WORK ORDER
Each and every line of the data must appear exactly as given.

[Stored items from a collection]
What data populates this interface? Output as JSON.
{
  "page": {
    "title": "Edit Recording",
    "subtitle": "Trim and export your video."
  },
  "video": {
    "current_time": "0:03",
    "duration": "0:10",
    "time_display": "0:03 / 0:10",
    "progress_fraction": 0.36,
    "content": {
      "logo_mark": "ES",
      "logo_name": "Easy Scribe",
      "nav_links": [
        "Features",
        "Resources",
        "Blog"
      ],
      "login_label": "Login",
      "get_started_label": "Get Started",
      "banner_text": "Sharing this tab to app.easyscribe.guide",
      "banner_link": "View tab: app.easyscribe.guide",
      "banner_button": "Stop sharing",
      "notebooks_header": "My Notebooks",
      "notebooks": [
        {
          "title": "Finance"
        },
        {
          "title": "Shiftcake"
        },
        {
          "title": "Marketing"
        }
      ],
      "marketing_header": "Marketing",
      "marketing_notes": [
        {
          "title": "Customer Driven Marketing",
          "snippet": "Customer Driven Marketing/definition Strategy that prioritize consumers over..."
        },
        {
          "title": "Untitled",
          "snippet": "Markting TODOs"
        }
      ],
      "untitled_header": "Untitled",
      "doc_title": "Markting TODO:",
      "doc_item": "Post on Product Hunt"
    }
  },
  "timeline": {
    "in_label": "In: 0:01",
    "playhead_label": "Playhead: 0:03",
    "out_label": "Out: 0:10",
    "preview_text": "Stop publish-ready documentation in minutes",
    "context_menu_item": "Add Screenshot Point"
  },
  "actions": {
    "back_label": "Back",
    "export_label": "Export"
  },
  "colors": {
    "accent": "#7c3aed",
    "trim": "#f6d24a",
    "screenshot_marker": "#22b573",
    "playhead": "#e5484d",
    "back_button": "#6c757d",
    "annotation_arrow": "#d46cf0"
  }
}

RESPONSE TO THIS EXERCISE
What data populates this interface? Output as JSON.
{
  "page": {
    "title": "Edit Recording",
    "subtitle": "Trim and export your video."
  },
  "video": {
    "current_time": "0:03",
    "duration": "0:10",
    "time_display": "0:03 / 0:10",
    "progress_fraction": 0.36,
    "content": {
      "logo_mark": "ES",
      "logo_name": "Easy Scribe",
      "nav_links": [
        "Features",
        "Resources",
        "Blog"
      ],
      "login_label": "Login",
      "get_started_label": "Get Started",
      "banner_text": "Sharing this tab to app.easyscribe.guide",
      "banner_link": "View tab: app.easyscribe.guide",
      "banner_button": "Stop sharing",
      "notebooks_header": "My Notebooks",
      "notebooks": [
        {
          "title": "Finance"
        },
        {
          "title": "Shiftcake"
        },
        {
          "title": "Marketing"
        }
      ],
      "marketing_header": "Marketing",
      "marketing_notes": [
        {
          "title": "Customer Driven Marketing",
          "snippet": "Customer Driven Marketing/definition Strategy that prioritize consumers over..."
        },
        {
          "title": "Untitled",
          "snippet": "Markting TODOs"
        }
      ],
      "untitled_header": "Untitled",
      "doc_title": "Markting TODO:",
      "doc_item": "Post on Product Hunt"
    }
  },
  "timeline": {
    "in_label": "In: 0:01",
    "playhead_label": "Playhead: 0:03",
    "out_label": "Out: 0:10",
    "preview_text": "Stop publish-ready documentation in minutes",
    "context_menu_item": "Add Screenshot Point"
  },
  "actions": {
    "back_label": "Back",
    "export_label": "Export"
  },
  "colors": {
    "accent": "#7c3aed",
    "trim": "#f6d24a",
    "screenshot_marker": "#22b573",
    "playhead": "#e5484d",
    "back_button": "#6c757d",
    "annotation_arrow": "#d46cf0"
  }
}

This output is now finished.